PROVIDED ENTRIES:
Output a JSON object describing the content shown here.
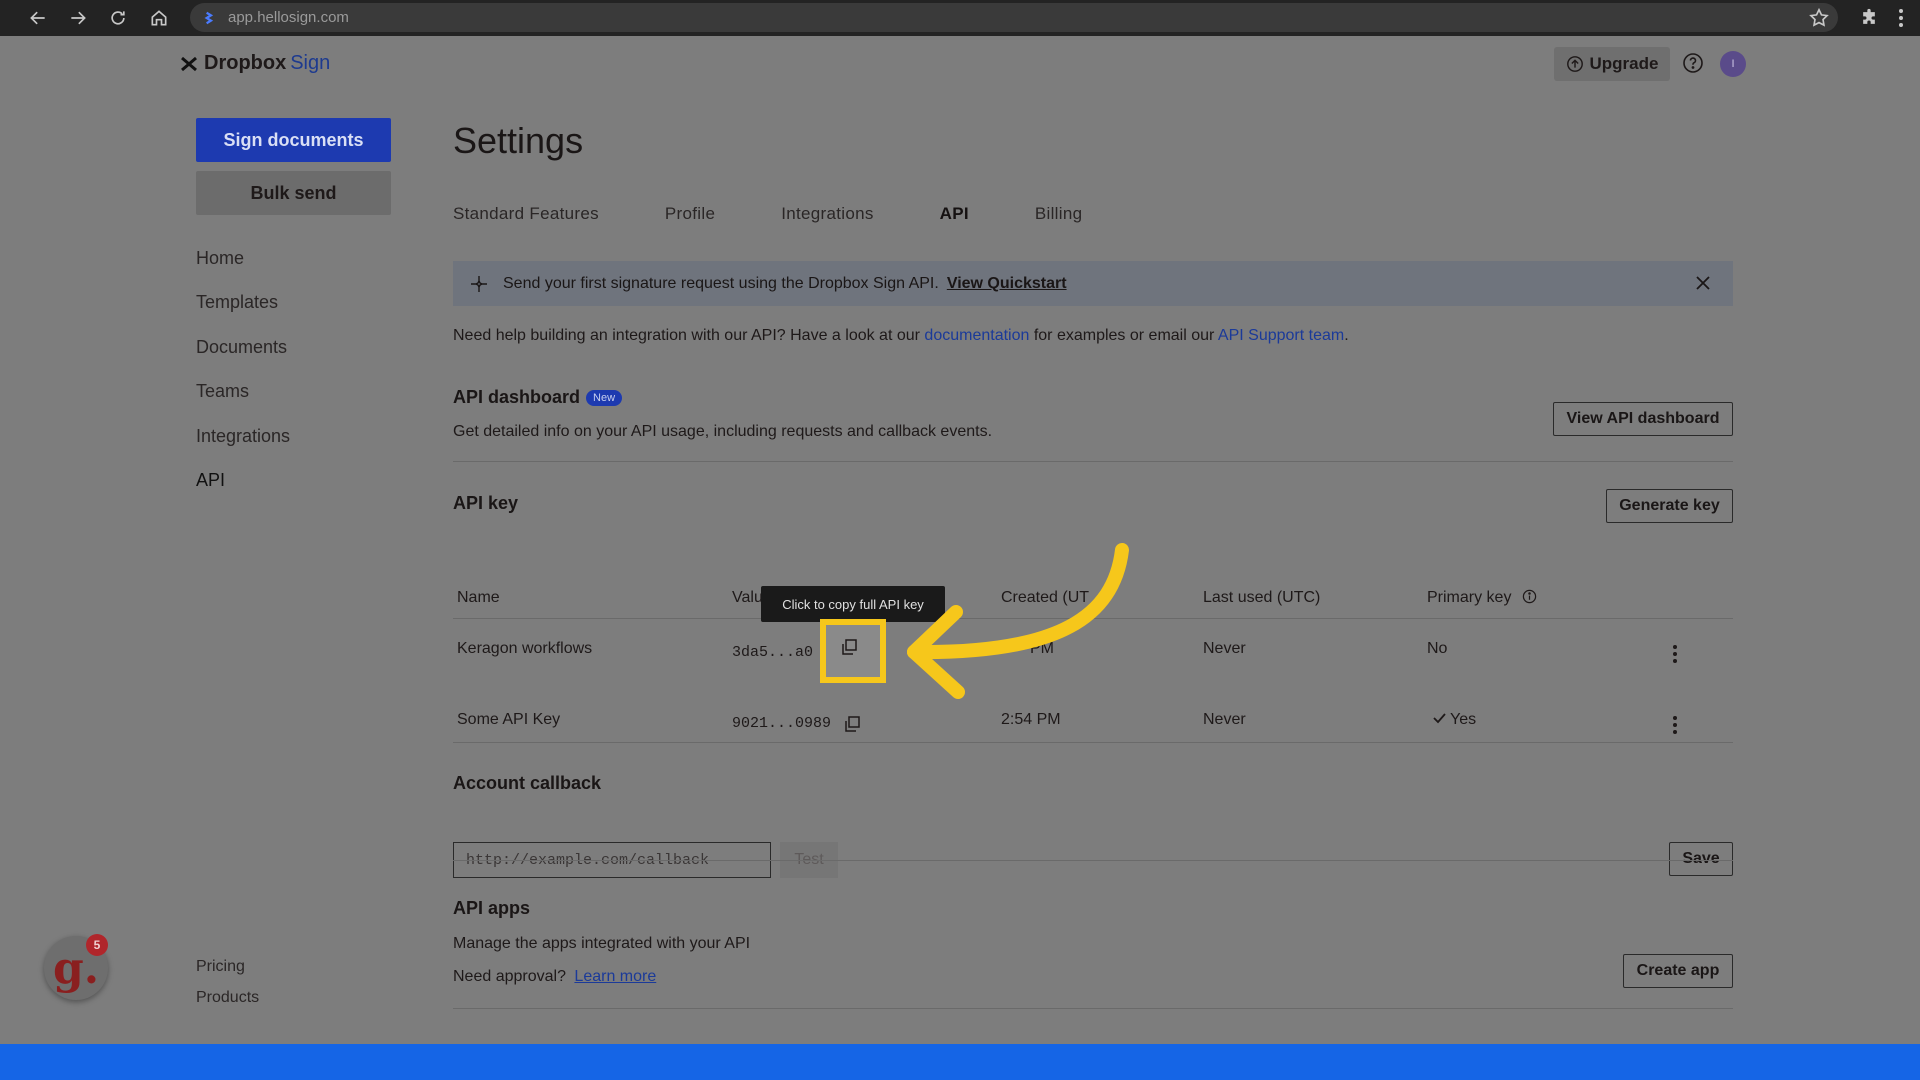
{
  "browser": {
    "url": "app.hellosign.com"
  },
  "header": {
    "logo_brand": "Dropbox",
    "logo_product": "Sign",
    "upgrade_label": "Upgrade",
    "avatar_initial": "I"
  },
  "sidebar": {
    "sign_documents": "Sign documents",
    "bulk_send": "Bulk send",
    "items": [
      "Home",
      "Templates",
      "Documents",
      "Teams",
      "Integrations",
      "API"
    ],
    "footer": [
      "Pricing",
      "Products"
    ],
    "notification_count": "5",
    "assistant_letter": "g."
  },
  "main": {
    "title": "Settings",
    "tabs": [
      "Standard Features",
      "Profile",
      "Integrations",
      "API",
      "Billing"
    ],
    "banner": {
      "text": "Send your first signature request using the Dropbox Sign API.",
      "link": "View Quickstart"
    },
    "help": {
      "pre": "Need help building an integration with our API? Have a look at our ",
      "doc_link": "documentation",
      "mid": " for examples or email our ",
      "support_link": "API Support team",
      "post": "."
    },
    "api_dashboard": {
      "title": "API dashboard",
      "badge": "New",
      "description": "Get detailed info on your API usage, including requests and callback events.",
      "button": "View API dashboard"
    },
    "api_key": {
      "title": "API key",
      "generate_button": "Generate key",
      "columns": {
        "name": "Name",
        "value": "Valu",
        "created": "Created (UT",
        "last_used": "Last used (UTC)",
        "primary": "Primary key"
      },
      "rows": [
        {
          "name": "Keragon workflows",
          "value": "3da5...a0 d",
          "created": "PM",
          "last_used": "Never",
          "primary": "No"
        },
        {
          "name": "Some API Key",
          "value": "9021...0989",
          "created": "2:54 PM",
          "last_used": "Never",
          "primary": "Yes"
        }
      ],
      "tooltip": "Click to copy full API key"
    },
    "account_callback": {
      "title": "Account callback",
      "placeholder": "http://example.com/callback",
      "test_button": "Test",
      "save_button": "Save"
    },
    "api_apps": {
      "title": "API apps",
      "description": "Manage the apps integrated with your API",
      "approval_text": "Need approval?",
      "learn_more": "Learn more",
      "create_button": "Create app"
    }
  },
  "colors": {
    "accent_blue": "#1d3ab0",
    "highlight_yellow": "#f6c71b",
    "bottom_band": "#1565e6"
  }
}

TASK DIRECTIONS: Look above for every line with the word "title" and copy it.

EXPECTED ANSWER:
    "title": "Settings",
      "title": "API dashboard",
      "title": "API key",
      "title": "Account callback",
      "title": "API apps",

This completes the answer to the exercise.